Retrograde Modernization in Russia and the Post-Soviet Region
A Cross-Disciplinary Conference Organized by KomPost and the German Association for East European Studies (DGO), Berlin 23-24 October 2015
Levels of economic development, income and education provide a firm structural basis for democracy in Russia. However, an authoritarian model of government has prevailed and has even taken stronger hold of society in recent years. This trend is all the more puzzling since the political leadership has been less able to rely on economic growth to legitimize its rule. Governing elites are essentially confined to symbolic resources of legitimacy, such as historical grievances, threat perceptions, notions of exceptionalism and imperial identity.
In employing these resources, incumbent elites evoke ghosts of a past that appears to be more present now than during Russia’s departure for democracy in the 1990s or during the prosperous 2000s. Reviving the territorial thinking of the 19th and 20th century, Crimea’s incorporation is used to demonstrate Russia’s reconstitution as a great power. Novorossiya, a historical region annexed by Tsarist Russia, serves to establish a Russian claim on Ukrainian territory. Russia is framed as subject to Western “containment” strategies, borrowing from the terminological arsenal of the Cold War. In a romanticizing fashion, political representatives assume Russian culture to harbor and cherish traditional values that are deemed to be threatened by neglect and relativism in the West. The official rhetoric of economic reform resuscitates the idea of “import substitution” from the economic development agenda of the 1960s. Contemporary notions of “conservatory modernization” and “innovatization” are reminiscent of pseudo-reform discourses shaping the Brezhnev era.

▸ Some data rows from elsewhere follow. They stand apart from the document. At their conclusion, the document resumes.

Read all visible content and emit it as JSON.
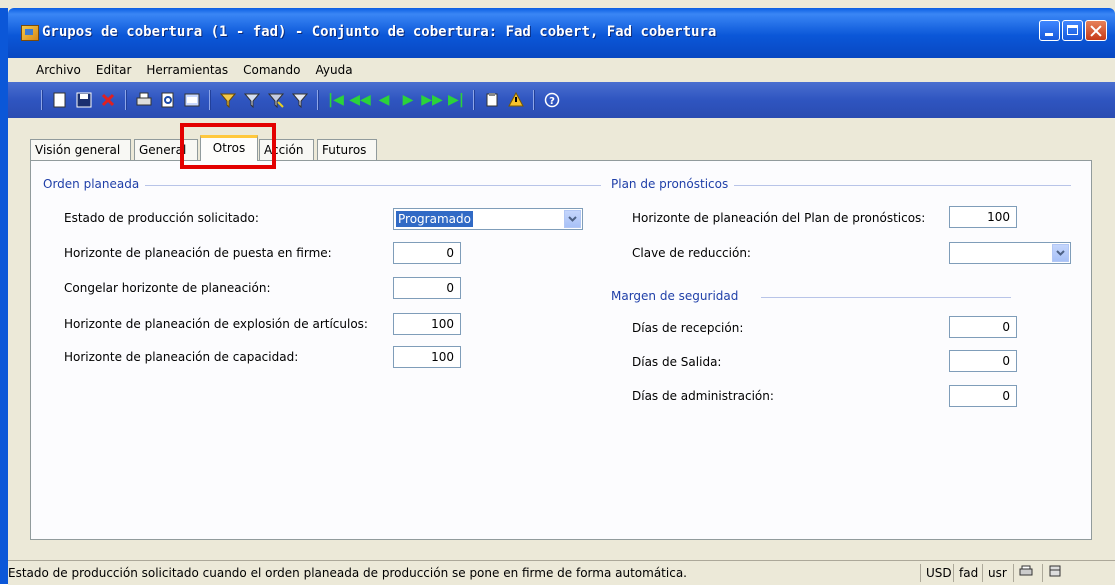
{
  "window": {
    "title": "Grupos de cobertura (1 - fad) - Conjunto de cobertura: Fad cobert, Fad cobertura"
  },
  "menu": {
    "items": [
      "Archivo",
      "Editar",
      "Herramientas",
      "Comando",
      "Ayuda"
    ]
  },
  "tabs": {
    "items": [
      "Visión general",
      "General",
      "Otros",
      "Acción",
      "Futuros"
    ],
    "active": "Otros"
  },
  "orden_planeada": {
    "title": "Orden planeada",
    "estado_label": "Estado de producción solicitado:",
    "estado_value": "Programado",
    "firme_label": "Horizonte de planeación de puesta en firme:",
    "firme_value": "0",
    "congelar_label": "Congelar horizonte de planeación:",
    "congelar_value": "0",
    "explosion_label": "Horizonte de planeación de explosión de artículos:",
    "explosion_value": "100",
    "capacidad_label": "Horizonte de planeación de capacidad:",
    "capacidad_value": "100"
  },
  "plan_pronosticos": {
    "title": "Plan de pronósticos",
    "horizonte_label": "Horizonte de planeación del Plan de pronósticos:",
    "horizonte_value": "100",
    "clave_label": "Clave de reducción:",
    "clave_value": ""
  },
  "margen_seguridad": {
    "title": "Margen de seguridad",
    "recepcion_label": "Días de recepción:",
    "recepcion_value": "0",
    "salida_label": "Días de Salida:",
    "salida_value": "0",
    "administracion_label": "Días de administración:",
    "administracion_value": "0"
  },
  "status": {
    "text": "Estado de producción solicitado cuando el orden planeada de producción se pone en firme de forma automática.",
    "currency": "USD",
    "company": "fad",
    "user": "usr"
  },
  "colors": {
    "titlebar": "#0b57d8",
    "toolbar": "#2f55c0",
    "group_title": "#1f3fa8",
    "highlight": "#e30000",
    "selection": "#316ac5"
  }
}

The conference analyzed how political actors use references of the past to interpret and justify their policies. How do these references and quotations fit into the official frame of Russia as a non-Western civilization and an alternative to Western moral permissiveness? Can elements of what may be termed “retro-modernization” provide a viable ideology for authoritarian rule? What do we know about their appeal among Russian elites and in Russian society? How do critics of official discourses and policies relate to the appropriation and reactivation of traditions? How do neotraditionalist ideas resonate in other post-Soviet countries?
Drawing on work from the research network ‘Institutions and institutional change in Postsocialism’, the conference panels discussed ideas and strategies of retrograde modernization in discourses about the role of the state, economic policy and Russian culture.
Report (in German): Tagungsbericht